Appendix B. Operating System Settings for Linux

Here are some sample operating system settings for the Linux operating system, along with the section it refers to.

Section 2.1

fs.file-max = <number of files>

Section 2.2

net.core.netdev_max_backlog = <number of packets>

Section 2.3

net.core.somaxconn = <number>

Section 2.4

net.ipv4.ip_local_port_range = 1024 65535

Section 2.5

net.ipv4.tcp_fin_timeout = <number of seconds>

Section 2.6

net.ipv4.tcp_tw_reuse = 1

Section 2.7

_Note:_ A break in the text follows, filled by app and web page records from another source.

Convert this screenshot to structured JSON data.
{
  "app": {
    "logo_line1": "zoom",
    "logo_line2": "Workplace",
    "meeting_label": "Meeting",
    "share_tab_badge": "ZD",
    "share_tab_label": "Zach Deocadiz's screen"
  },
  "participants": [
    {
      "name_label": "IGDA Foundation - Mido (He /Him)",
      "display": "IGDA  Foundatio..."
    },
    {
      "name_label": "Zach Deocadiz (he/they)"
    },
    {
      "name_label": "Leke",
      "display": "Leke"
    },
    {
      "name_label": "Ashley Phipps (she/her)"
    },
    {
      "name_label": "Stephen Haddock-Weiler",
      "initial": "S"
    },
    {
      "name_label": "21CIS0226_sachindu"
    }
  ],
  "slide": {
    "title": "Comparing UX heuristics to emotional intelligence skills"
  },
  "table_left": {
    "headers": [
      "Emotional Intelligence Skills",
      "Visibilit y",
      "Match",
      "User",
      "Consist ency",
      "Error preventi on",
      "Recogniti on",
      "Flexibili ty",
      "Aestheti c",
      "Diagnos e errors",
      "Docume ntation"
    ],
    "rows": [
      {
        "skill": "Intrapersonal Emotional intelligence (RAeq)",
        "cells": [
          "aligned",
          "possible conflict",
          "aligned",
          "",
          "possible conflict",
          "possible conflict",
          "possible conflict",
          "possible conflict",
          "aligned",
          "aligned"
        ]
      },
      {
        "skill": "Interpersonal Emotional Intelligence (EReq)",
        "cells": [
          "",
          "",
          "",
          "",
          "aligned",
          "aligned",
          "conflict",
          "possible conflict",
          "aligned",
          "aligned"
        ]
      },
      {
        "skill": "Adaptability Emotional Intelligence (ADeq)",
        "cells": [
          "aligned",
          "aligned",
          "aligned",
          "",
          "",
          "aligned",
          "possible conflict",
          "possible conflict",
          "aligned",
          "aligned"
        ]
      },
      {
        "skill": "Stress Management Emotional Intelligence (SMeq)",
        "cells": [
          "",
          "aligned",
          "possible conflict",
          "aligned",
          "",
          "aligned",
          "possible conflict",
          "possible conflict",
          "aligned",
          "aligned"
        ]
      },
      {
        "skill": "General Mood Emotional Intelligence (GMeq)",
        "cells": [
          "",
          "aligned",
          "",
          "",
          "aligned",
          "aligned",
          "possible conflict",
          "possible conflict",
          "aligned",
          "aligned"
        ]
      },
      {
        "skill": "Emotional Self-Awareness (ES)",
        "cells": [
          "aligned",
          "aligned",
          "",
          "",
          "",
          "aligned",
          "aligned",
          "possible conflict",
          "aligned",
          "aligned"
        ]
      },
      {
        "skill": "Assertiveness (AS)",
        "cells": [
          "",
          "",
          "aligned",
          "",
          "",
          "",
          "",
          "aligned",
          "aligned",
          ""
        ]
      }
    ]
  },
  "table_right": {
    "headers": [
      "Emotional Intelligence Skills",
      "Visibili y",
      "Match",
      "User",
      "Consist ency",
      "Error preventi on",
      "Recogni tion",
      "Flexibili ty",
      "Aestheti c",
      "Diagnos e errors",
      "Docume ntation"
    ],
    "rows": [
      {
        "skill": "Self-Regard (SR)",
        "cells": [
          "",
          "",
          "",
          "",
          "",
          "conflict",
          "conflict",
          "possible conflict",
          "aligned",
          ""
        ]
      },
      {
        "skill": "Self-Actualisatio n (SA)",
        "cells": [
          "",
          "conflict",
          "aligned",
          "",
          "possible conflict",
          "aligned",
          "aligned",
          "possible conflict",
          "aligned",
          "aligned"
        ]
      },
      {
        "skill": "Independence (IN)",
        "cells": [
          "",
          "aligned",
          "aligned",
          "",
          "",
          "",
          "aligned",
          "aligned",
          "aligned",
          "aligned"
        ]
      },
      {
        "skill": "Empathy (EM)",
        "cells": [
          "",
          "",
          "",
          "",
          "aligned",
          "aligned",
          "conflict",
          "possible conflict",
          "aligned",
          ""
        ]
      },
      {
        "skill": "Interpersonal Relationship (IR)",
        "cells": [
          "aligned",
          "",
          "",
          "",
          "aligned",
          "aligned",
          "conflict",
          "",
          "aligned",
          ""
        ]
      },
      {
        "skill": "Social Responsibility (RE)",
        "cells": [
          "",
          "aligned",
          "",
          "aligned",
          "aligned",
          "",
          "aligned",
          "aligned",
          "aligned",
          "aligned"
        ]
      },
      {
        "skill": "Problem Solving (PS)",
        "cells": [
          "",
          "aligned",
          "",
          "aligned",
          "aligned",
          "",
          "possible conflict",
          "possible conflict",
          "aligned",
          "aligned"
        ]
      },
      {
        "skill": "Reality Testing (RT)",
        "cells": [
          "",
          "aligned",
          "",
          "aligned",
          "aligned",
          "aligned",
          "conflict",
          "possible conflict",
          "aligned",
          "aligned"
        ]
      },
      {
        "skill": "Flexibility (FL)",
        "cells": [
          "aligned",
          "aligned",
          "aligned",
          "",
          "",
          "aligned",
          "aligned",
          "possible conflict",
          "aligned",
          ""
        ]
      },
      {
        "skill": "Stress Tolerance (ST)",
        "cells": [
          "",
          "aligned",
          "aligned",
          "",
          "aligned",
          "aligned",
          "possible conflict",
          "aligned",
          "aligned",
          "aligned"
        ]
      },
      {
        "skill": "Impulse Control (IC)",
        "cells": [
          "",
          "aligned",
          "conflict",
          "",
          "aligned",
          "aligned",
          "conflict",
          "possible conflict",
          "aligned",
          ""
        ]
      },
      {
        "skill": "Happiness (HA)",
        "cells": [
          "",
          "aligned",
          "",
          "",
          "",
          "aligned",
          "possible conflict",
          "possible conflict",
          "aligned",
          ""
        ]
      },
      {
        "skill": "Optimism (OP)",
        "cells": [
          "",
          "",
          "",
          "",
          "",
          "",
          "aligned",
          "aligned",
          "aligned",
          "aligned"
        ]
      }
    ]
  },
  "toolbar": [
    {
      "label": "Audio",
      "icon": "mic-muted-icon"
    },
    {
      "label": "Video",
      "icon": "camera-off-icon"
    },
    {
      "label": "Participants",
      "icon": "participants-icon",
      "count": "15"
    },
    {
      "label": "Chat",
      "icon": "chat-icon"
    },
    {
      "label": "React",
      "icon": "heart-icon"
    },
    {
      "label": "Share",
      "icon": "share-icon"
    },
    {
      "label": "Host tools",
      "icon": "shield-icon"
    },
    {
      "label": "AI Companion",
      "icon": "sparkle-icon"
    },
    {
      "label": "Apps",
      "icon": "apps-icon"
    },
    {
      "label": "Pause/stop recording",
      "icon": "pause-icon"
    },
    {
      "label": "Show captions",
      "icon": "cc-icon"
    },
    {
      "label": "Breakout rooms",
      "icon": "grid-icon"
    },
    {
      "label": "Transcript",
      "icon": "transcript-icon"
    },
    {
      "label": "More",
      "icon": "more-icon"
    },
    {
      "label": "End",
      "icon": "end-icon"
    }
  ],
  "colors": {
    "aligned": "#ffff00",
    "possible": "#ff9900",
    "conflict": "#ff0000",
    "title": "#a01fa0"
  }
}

net.ipv4.tcp_wmem = <minimum size> <default size> <max size in bytes>

Section 2.7

net.ipv4.tcp_rmem = <minimum size> <default size> <max size in bytes>

Section 2.8

net.core.rmem_max = <number of bytes>

Section 2.8

net.core.wmem_max = <number of bytes>

Section 5.1

net.ipv4.tcp_slow_start_after_idle = 0

Section 4.3 Turning off Nagle’s Algorithm:

int one = 1;
setsockopt(fd, IPPROTO_TCP, TCP_NODELAY, &one, sizeof(one));

Section 4.4

On recent Linux kernels (since Linux 2.4.4), Delayed ACKs can be disabled like this:

int one = 1;
setsockopt(fd, IPPROTO_TCP, TCP_QUICKACK, &one, sizeof(one));

Unlike disabling Nagle’s Algorithm, disabling Delayed ACKs on Linux is not a one-time operation: processing within the TCP stack can cause Delayed ACKs to be re-enabled. As a result, to use TCP_QUICKACK effectively requires setting and unsetting the socket option during the life of the connection.

Authors' Addresses

Daniel Stenberg Mozilla EMail: URI:
Tim Wicinski Salesforce EMail: